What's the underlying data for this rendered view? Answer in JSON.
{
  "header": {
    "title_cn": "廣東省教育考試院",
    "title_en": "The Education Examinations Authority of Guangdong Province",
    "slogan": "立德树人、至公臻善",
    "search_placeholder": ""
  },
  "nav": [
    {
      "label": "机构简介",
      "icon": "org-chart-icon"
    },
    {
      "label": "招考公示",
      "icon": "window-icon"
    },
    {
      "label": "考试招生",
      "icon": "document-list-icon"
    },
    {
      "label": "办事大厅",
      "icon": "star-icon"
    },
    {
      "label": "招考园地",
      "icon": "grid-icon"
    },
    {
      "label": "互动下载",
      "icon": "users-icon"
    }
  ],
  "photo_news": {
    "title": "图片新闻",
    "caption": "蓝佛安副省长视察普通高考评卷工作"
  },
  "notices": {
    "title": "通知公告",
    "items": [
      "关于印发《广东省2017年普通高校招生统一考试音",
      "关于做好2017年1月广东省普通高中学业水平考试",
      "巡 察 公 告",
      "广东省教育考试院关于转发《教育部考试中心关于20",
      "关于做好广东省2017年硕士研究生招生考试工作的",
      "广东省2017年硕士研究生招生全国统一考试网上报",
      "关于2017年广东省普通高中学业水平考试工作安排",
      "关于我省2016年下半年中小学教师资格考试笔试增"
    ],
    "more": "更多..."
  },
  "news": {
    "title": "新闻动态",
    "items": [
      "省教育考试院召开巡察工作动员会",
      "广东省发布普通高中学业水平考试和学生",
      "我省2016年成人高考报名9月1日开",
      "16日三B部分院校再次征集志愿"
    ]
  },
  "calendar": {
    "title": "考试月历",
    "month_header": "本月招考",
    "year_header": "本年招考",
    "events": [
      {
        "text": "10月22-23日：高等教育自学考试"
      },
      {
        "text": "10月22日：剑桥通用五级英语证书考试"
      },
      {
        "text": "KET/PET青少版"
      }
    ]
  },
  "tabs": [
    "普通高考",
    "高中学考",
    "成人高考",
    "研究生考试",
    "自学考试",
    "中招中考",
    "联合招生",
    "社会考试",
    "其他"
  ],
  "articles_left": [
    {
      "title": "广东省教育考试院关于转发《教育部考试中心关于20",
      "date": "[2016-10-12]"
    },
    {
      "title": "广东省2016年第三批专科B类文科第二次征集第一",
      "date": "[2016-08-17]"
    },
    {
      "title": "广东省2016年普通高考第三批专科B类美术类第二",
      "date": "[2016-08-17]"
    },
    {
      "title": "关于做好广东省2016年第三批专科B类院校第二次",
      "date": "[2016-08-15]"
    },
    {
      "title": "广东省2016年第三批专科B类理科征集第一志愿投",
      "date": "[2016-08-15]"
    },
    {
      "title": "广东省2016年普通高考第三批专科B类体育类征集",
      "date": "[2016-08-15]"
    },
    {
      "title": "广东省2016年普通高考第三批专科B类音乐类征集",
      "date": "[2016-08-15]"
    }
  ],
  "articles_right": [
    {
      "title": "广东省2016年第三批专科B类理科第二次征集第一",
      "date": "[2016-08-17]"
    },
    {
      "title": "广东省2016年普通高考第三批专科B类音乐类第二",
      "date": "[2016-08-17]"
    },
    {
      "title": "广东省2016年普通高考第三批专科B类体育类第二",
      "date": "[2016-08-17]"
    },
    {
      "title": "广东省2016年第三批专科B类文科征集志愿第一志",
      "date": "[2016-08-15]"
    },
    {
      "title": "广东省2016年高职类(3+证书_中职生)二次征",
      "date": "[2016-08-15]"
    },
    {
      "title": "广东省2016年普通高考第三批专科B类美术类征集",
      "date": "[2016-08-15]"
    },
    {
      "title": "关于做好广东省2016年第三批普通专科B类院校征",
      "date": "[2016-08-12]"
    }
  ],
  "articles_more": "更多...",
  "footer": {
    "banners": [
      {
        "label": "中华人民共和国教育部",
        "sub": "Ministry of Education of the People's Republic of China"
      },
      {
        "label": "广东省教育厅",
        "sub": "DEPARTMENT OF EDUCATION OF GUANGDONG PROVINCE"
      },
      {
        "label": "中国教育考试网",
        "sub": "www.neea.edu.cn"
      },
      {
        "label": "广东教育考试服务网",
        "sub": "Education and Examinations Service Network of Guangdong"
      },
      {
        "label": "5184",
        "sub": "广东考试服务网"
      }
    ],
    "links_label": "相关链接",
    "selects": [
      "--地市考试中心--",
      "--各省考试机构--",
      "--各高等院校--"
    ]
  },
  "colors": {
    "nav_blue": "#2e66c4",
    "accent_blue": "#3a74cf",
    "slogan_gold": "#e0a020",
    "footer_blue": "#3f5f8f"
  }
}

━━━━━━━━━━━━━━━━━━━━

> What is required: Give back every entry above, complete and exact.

> Output:
What's the underlying data for this rendered view? Answer in JSON.
{
  "header": {
    "title_cn": "廣東省教育考試院",
    "title_en": "The Education Examinations Authority of Guangdong Province",
    "slogan": "立德树人、至公臻善",
    "search_placeholder": ""
  },
  "nav": [
    {
      "label": "机构简介",
      "icon": "org-chart-icon"
    },
    {
      "label": "招考公示",
      "icon": "window-icon"
    },
    {
      "label": "考试招生",
      "icon": "document-list-icon"
    },
    {
      "label": "办事大厅",
      "icon": "star-icon"
    },
    {
      "label": "招考园地",
      "icon": "grid-icon"
    },
    {
      "label": "互动下载",
      "icon": "users-icon"
    }
  ],
  "photo_news": {
    "title": "图片新闻",
    "caption": "蓝佛安副省长视察普通高考评卷工作"
  },
  "notices": {
    "title": "通知公告",
    "items": [
      "关于印发《广东省2017年普通高校招生统一考试音",
      "关于做好2017年1月广东省普通高中学业水平考试",
      "巡 察 公 告",
      "广东省教育考试院关于转发《教育部考试中心关于20",
      "关于做好广东省2017年硕士研究生招生考试工作的",
      "广东省2017年硕士研究生招生全国统一考试网上报",
      "关于2017年广东省普通高中学业水平考试工作安排",
      "关于我省2016年下半年中小学教师资格考试笔试增"
    ],
    "more": "更多..."
  },
  "news": {
    "title": "新闻动态",
    "items": [
      "省教育考试院召开巡察工作动员会",
      "广东省发布普通高中学业水平考试和学生",
      "我省2016年成人高考报名9月1日开",
      "16日三B部分院校再次征集志愿"
    ]
  },
  "calendar": {
    "title": "考试月历",
    "month_header": "本月招考",
    "year_header": "本年招考",
    "events": [
      {
        "text": "10月22-23日：高等教育自学考试"
      },
      {
        "text": "10月22日：剑桥通用五级英语证书考试"
      },
      {
        "text": "KET/PET青少版"
      }
    ]
  },
  "tabs": [
    "普通高考",
    "高中学考",
    "成人高考",
    "研究生考试",
    "自学考试",
    "中招中考",
    "联合招生",
    "社会考试",
    "其他"
  ],
  "articles_left": [
    {
      "title": "广东省教育考试院关于转发《教育部考试中心关于20",
      "date": "[2016-10-12]"
    },
    {
      "title": "广东省2016年第三批专科B类文科第二次征集第一",
      "date": "[2016-08-17]"
    },
    {
      "title": "广东省2016年普通高考第三批专科B类美术类第二",
      "date": "[2016-08-17]"
    },
    {
      "title": "关于做好广东省2016年第三批专科B类院校第二次",
      "date": "[2016-08-15]"
    },
    {
      "title": "广东省2016年第三批专科B类理科征集第一志愿投",
      "date": "[2016-08-15]"
    },
    {
      "title": "广东省2016年普通高考第三批专科B类体育类征集",
      "date": "[2016-08-15]"
    },
    {
      "title": "广东省2016年普通高考第三批专科B类音乐类征集",
      "date": "[2016-08-15]"
    }
  ],
  "articles_right": [
    {
      "title": "广东省2016年第三批专科B类理科第二次征集第一",
      "date": "[2016-08-17]"
    },
    {
      "title": "广东省2016年普通高考第三批专科B类音乐类第二",
      "date": "[2016-08-17]"
    },
    {
      "title": "广东省2016年普通高考第三批专科B类体育类第二",
      "date": "[2016-08-17]"
    },
    {
      "title": "广东省2016年第三批专科B类文科征集志愿第一志",
      "date": "[2016-08-15]"
    },
    {
      "title": "广东省2016年高职类(3+证书_中职生)二次征",
      "date": "[2016-08-15]"
    },
    {
      "title": "广东省2016年普通高考第三批专科B类美术类征集",
      "date": "[2016-08-15]"
    },
    {
      "title": "关于做好广东省2016年第三批普通专科B类院校征",
      "date": "[2016-08-12]"
    }
  ],
  "articles_more": "更多...",
  "footer": {
    "banners": [
      {
        "label": "中华人民共和国教育部",
        "sub": "Ministry of Education of the People's Republic of China"
      },
      {
        "label": "广东省教育厅",
        "sub": "DEPARTMENT OF EDUCATION OF GUANGDONG PROVINCE"
      },
      {
        "label": "中国教育考试网",
        "sub": "www.neea.edu.cn"
      },
      {
        "label": "广东教育考试服务网",
        "sub": "Education and Examinations Service Network of Guangdong"
      },
      {
        "label": "5184",
        "sub": "广东考试服务网"
      }
    ],
    "links_label": "相关链接",
    "selects": [
      "--地市考试中心--",
      "--各省考试机构--",
      "--各高等院校--"
    ]
  },
  "colors": {
    "nav_blue": "#2e66c4",
    "accent_blue": "#3a74cf",
    "slogan_gold": "#e0a020",
    "footer_blue": "#3f5f8f"
  }
}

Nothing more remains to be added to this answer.